The remainder of Plaintiff's factual and legal allegations are muddled and largely nonsensical. Under the heading of "jurisdiction," Plaintiff states that jurisdiction, "depend's [sic] on Camden police dept [sic] Fbi [sic]." (Pl.'s Compl. at 3). Under the heading of "cause of action," Plaintiff states that he "filed a motion to open," and demands that "the court . . . enforce the judgment." (Pl.'s Compl. at 3-4). Plaintiff further alleges that he is owed "all lawful cost's [sic] and interest from Leon C. Hirsch who is president of [the] United States Surgical Corp." in the amount of $32,000. (Pl.'s Compl. at 4). Plaintiff demands $999,000 "from defendant," stating that "defendant did not enforce the judgment," and demands a jury trial. (Pl.'s Compl. at 5-6). Plaintiff attaches a document labeled "civil short calendar" for the Bridgeport Superior Court that references the civil case Hirsch v. Emerson, pro se, and Plaintiff's alleged motion. (Pl.'s Compl. at 12).
The Third Circuit has established a two-step process for deciding applications to proceed IFP under § 1915. See Roman v. Jeffes, 904 F.2d 192, 194 n.1 (3d Cir. 1990). "First, the court must determine whether [the] plaintiff is eligible for pauper status under § 1915(a). Second, the court must 'screen' the complaint under § 1915(e)(2) to ascertain whether it is frivolous, fails to state a claim for which relief can be granted, or seeks monetary relief from a defendant who is immune to such relief." Levine v. Florida, No. 05-5102, 2005 U.S. Dist. LEXIS 28148, at *1-2 (D.N.J. Nov. 16, 2005) (quoting Roman, 904 F.2d 194 n.1). A complaint is not deemed filed "unless and until" IFP status is granted; only then may a District Court determine if the complaint should be dismissed pursuant to 28 U.S.C. § 1915(e)(2)(B). Oatess v. Sobolevitch, 914 F.2d 428, 429 n. 1 (3d Cir.1990).
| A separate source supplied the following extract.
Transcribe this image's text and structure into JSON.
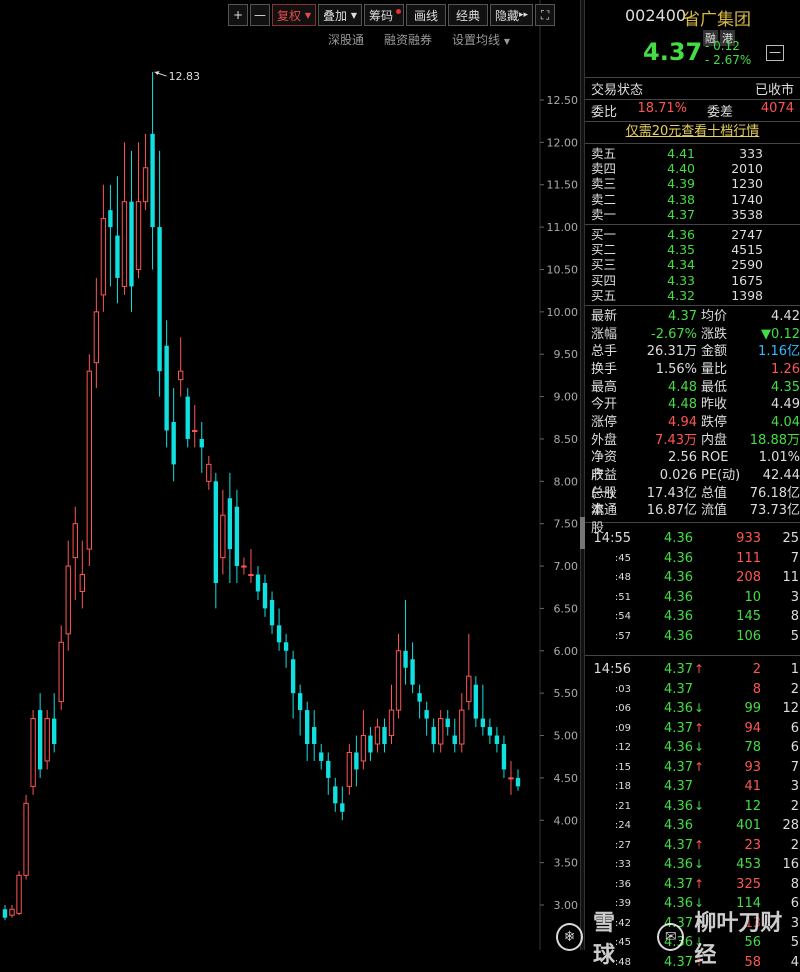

A. Plaintiff's Eligibility to Proceed In Forma Pauperis
When reviewing an application to proceed IFP, "the Court begins by reviewing the plaintiff's affidavit requesting pauper status." Levine, 2005 U.S. Dist. LEXIS 28148, at *2-3 (citations omitted). If it appears to the court that a "plaintiff lacks sufficient resources, the court may grant plaintiff's request." Id. Here, Plaintiff's affidavit states that he receives a total of $685 per month in New Jersey Medicaid and Supplemental Security Income ("SSI") payments. (Emerson Aff. at 2,4). He lists no other assets or sources of income. (Id.). The affidavit further lists expenses for rent, utilities, and food totaling $1,150 per month. (Emerson Aff. at 4). Although Plaintiff's affidavit is partially deficient*fn1 , it appears that Plaintiff has limited financial resources, and therefore it is appropriate to grant Plaintiff's application to proceed IFP. Pursuant to the two-step process utilized in the Third Circuit, the Court may now proceed to screen Plaintiff's complaint "to determine whether it falls within one of the enumerated grounds for dismissal." Levine, 2005 U.S. Dist. LEXIS 28148, at *3.
The Court must dismiss, at the earliest practicable time, IFP actions that are frivolous, malicious, fail to state a claim, or seek monetary relief from a defendant who is immune from such relief. 28 U.S.C. § 1915(e)(2); see Crouch v. Mulvihill, No. 07-0054, 2007 U.S. Dist. LEXIS 41063, at *3 (D.N.J. June 4, 2007).
In determining the sufficiency of a pro se complaint, the Court must be mindful to construe it liberally in favor of the plaintiff. Haines v. Kerner, 404 U.S. 519, 520-21 (1972); United States v. Day, 969 F.2d 39, 42 (3d Cir. 1992). The Court must "accept as true all of the allegations in the complaint and all reasonable inferences that can be drawn therefrom, and view them in the light most favorable to the plaintiff." Morse v. Lower Merion School Dist., 132 F.3d 902, ...